He supported many dozens of UMKC PHD students over a period of almost a decade. He made it possible to bring many visiting scholars to UMKC to enliven discussion. Our program’s success would have been impossible without Warren.

Again, that is the unvarnished truth. Without Warren, UMKC would still be sitting in the middle of the MidWest. Because of Warren, it sits in the Center of the Universe—to borrow one of his phrases.

He contributed funds to a number of other academic institutions, too. He never expected nor asked for anything in return. This was philanthropy of the highest order—to advance understanding.”

16 Ingelesez: “Lastly, I’d like to thank a few of the PhD students with whom I worked closely over the years.

I served on Scott Fullwiler’s dissertation committee.

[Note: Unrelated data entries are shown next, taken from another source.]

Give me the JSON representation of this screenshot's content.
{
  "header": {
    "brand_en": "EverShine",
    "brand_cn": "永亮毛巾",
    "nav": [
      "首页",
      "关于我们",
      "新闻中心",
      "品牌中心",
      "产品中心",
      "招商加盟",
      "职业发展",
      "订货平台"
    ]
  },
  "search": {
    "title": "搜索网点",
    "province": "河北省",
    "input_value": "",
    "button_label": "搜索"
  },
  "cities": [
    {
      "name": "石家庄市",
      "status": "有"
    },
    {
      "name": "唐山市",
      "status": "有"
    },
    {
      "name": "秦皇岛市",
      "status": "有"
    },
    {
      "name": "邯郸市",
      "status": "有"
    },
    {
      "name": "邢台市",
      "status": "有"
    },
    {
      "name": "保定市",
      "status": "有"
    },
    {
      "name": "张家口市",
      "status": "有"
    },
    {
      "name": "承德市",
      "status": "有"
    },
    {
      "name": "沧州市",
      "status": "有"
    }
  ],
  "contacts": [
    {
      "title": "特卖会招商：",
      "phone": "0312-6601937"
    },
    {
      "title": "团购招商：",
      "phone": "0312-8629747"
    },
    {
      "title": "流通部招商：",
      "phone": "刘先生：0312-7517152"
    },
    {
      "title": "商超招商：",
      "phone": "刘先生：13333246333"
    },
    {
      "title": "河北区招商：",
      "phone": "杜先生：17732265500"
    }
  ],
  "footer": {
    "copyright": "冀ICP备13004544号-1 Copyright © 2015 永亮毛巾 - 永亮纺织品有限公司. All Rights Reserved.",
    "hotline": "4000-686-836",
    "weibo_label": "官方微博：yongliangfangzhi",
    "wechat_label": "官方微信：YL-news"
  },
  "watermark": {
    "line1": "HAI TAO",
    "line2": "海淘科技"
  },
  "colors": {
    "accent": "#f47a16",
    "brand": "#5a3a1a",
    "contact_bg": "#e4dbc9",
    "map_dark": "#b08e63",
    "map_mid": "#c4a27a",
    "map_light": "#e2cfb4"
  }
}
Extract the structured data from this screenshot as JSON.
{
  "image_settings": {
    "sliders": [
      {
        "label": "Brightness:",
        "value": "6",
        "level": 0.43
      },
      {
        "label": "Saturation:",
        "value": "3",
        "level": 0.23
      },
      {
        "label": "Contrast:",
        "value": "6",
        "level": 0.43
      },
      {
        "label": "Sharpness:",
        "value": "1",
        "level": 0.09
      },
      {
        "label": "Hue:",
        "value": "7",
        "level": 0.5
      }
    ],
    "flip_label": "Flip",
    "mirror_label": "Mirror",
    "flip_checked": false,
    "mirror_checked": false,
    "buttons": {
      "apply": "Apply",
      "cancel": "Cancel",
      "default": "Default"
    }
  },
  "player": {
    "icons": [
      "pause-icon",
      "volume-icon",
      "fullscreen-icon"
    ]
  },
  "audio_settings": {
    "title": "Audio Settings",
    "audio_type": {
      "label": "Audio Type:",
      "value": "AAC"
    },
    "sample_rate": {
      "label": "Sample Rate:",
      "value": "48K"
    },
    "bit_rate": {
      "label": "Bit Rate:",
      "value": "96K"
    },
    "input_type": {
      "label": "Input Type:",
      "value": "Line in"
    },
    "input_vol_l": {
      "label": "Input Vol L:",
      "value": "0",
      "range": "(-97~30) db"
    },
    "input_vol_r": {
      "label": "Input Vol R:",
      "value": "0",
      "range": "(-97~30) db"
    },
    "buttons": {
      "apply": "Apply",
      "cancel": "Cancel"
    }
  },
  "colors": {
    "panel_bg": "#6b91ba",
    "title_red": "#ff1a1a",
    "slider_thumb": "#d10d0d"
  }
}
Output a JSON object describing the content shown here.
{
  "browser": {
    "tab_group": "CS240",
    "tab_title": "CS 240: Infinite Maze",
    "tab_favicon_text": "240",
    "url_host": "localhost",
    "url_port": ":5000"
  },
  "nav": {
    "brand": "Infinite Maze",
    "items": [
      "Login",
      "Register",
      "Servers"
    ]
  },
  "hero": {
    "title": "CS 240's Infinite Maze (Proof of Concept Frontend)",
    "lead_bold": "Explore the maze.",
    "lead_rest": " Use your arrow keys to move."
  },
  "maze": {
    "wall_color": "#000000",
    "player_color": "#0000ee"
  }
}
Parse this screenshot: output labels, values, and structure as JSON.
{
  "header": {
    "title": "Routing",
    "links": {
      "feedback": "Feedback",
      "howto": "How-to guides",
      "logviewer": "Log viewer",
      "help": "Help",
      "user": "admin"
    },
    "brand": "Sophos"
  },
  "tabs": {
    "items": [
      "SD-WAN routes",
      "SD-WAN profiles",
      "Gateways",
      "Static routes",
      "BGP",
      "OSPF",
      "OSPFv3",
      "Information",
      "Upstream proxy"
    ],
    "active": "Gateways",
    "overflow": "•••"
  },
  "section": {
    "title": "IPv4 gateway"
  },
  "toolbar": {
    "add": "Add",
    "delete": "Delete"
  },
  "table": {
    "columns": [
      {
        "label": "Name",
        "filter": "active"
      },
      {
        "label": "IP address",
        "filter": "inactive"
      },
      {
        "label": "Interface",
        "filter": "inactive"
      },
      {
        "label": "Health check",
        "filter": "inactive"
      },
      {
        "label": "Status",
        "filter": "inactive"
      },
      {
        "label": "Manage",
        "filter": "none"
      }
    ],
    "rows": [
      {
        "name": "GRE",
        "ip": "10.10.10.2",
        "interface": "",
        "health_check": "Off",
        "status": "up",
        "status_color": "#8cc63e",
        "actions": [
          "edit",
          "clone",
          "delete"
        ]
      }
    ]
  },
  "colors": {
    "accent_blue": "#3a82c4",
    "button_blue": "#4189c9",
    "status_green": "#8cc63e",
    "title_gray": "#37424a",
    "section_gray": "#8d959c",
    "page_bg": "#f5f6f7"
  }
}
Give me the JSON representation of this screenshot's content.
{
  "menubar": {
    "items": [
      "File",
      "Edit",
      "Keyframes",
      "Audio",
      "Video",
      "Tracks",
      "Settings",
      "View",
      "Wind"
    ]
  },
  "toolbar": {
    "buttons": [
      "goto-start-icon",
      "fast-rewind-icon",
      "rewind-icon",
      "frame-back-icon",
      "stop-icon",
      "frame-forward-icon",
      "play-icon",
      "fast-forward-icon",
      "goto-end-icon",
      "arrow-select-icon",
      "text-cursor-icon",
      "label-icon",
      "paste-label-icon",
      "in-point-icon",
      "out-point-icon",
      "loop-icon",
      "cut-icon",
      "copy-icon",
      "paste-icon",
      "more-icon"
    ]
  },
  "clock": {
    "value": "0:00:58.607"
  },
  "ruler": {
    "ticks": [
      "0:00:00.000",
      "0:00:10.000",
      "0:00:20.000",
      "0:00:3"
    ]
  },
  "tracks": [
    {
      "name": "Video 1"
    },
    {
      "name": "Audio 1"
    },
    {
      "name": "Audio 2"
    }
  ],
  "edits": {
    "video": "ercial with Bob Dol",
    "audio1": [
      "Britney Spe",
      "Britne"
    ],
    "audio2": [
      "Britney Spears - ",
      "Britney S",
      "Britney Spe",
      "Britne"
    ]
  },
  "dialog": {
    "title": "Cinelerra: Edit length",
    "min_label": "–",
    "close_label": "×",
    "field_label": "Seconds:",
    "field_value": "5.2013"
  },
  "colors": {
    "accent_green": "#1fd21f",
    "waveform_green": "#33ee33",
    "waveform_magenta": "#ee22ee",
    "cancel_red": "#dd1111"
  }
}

He told me he had worked through my 1990 Money and Credit book in preparation. I told him that is nice, but endogenous money is a pretty trivial advance. He had to read my much more important forthcoming 1998 book, Understanding Modern Money. He did. And he’s made major contributions to MMT ever since. He’s now replacing me at UMKC.

Stephanie Kelton wasn’t technically a student but she’s been with me since the Denver days. I don’t have to recount her contributions to MMT, and also to injecting a tiny bit of sanity into American policy making. UMKC remains in good hands.

Back to the students. I already mentioned Pavlina—My student, my friend, and now my Chair at Bard. If you live long enough and have good enough students, I guess that happens.”

17 Ingelesez: “I retired from UMKC as of August 31. It was a good run—17 years here, after a dozen years at Denver before that. I get restless, but I retired mostly for family reasons. I thank my colleagues and students for the good times.